Important Note: Scaling is not memorized as it automatically turns off. The IC6 circuit allows the power supply to stabilize at + 5V. Capacitors C1 to C5 and C11 filter the parasites on the feed lines.
The printed circuit, which is single-sided, has dimensions of about 63 x 66mm. Figure 5 shows the mounting of the components on it. Glue first of all three bridges. The first, which is very small, is located just below the AF1 indicator. The second is under IC4 and the third left of IC2. Then paste the terminals of the integrated circuits. It is better to place the markers on bases to lift them as high as possible to fit them into the box. In this case, use a low profile crystal for QZ (about 4mm high) if necessary. Glue the resistors, capacitors and then the QZ crystal. Now stick the 5V stabilizer, the integrated IC6 and screw it onto the circuit for greater robustness and to get the maximum heat.

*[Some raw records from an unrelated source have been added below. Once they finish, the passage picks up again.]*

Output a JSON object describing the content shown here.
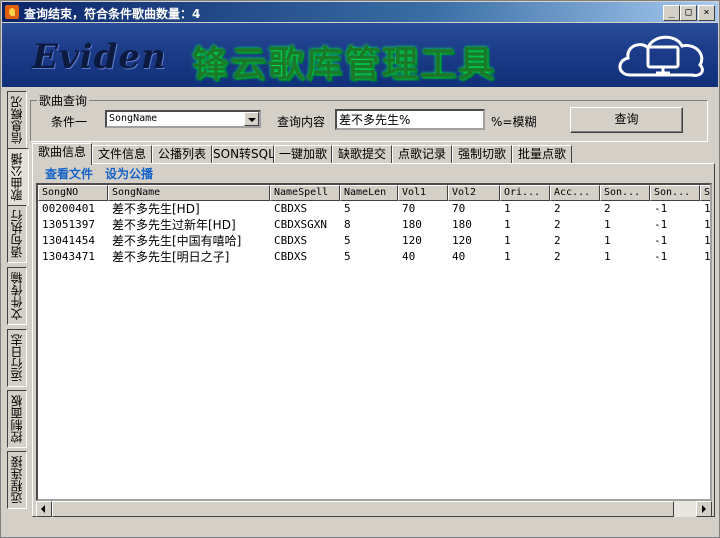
{
  "window": {
    "title": "查询结束，符合条件歌曲数量：4"
  },
  "banner": {
    "logo": "Eviden",
    "product": "锋云歌库管理工具"
  },
  "side_tabs": [
    "信息概况",
    "歌曲公播",
    "语句执行",
    "文件传输",
    "运行日志",
    "控制面板",
    "远程连接"
  ],
  "query": {
    "group_title": "歌曲查询",
    "condition_label": "条件一",
    "condition_value": "SongName",
    "content_label": "查询内容",
    "content_value": "差不多先生%",
    "hint": "%=模糊",
    "button": "查询"
  },
  "tabs": [
    "歌曲信息",
    "文件信息",
    "公播列表",
    "SON转SQL",
    "一键加歌",
    "缺歌提交",
    "点歌记录",
    "强制切歌",
    "批量点歌"
  ],
  "actions": [
    "查看文件",
    "设为公播"
  ],
  "table": {
    "columns": [
      "SongNO",
      "SongName",
      "NameSpell",
      "NameLen",
      "Vol1",
      "Vol2",
      "Ori...",
      "Acc...",
      "Son...",
      "Son...",
      "S"
    ],
    "rows": [
      [
        "00200401",
        "差不多先生[HD]",
        "CBDXS",
        "5",
        "70",
        "70",
        "1",
        "2",
        "2",
        "-1",
        "1"
      ],
      [
        "13051397",
        "差不多先生过新年[HD]",
        "CBDXSGXN",
        "8",
        "180",
        "180",
        "1",
        "2",
        "1",
        "-1",
        "1"
      ],
      [
        "13041454",
        "差不多先生[中国有嘻哈]",
        "CBDXS",
        "5",
        "120",
        "120",
        "1",
        "2",
        "1",
        "-1",
        "1"
      ],
      [
        "13043471",
        "差不多先生[明日之子]",
        "CBDXS",
        "5",
        "40",
        "40",
        "1",
        "2",
        "1",
        "-1",
        "1"
      ]
    ]
  },
  "icons": {
    "app": "app-flame-icon",
    "monitor": "cloud-monitor-icon"
  }
}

Feed the circuit (for example, with a 9V battery) at the "+" and "GND" points on the left of the IC6. Verify the presence of + 5V at the terminals of one of the filtering capacitors (C1 to C5 or C11). Disconnect the battery. Glue the transistors in the direction of their placement. Place the integrated circuits (caution in their turn) and all three indicators in their place. The signal input is at the 'INPUT' and 'GND' points from the left part of the R4 resistor.
Short the "INPUT" and "GND" and turn on the circuit, you should read 8.88 (self-test), then 0.00 (measured value). For use in modeling, you can build a small 3-pin fitting connector that allows the circuit to be inserted between the receiver and the servo drive.
You should therefore read values between 1 and 2ms, depending on the position, without harassing the whole of the receiving device. It is, on the contrary, normal to observe a deviation of the servo drive when the counter is no longer being fed. This device proves extremely useful for setting up remote-controlled sets, in particular for adjusting pulse width modulated encoders.
R5, R6, R11: 100Ω
R7, R8, R9: 100K
C1-C5, C11: 100nF
C7, C8: 470pF
C9, C10: 10μF / 16V
IC1: 4584, 40106
AF1-AF3: Common Cathode 13mm TDSR5160
QZ1: crystal 4MHz HC49 / 4H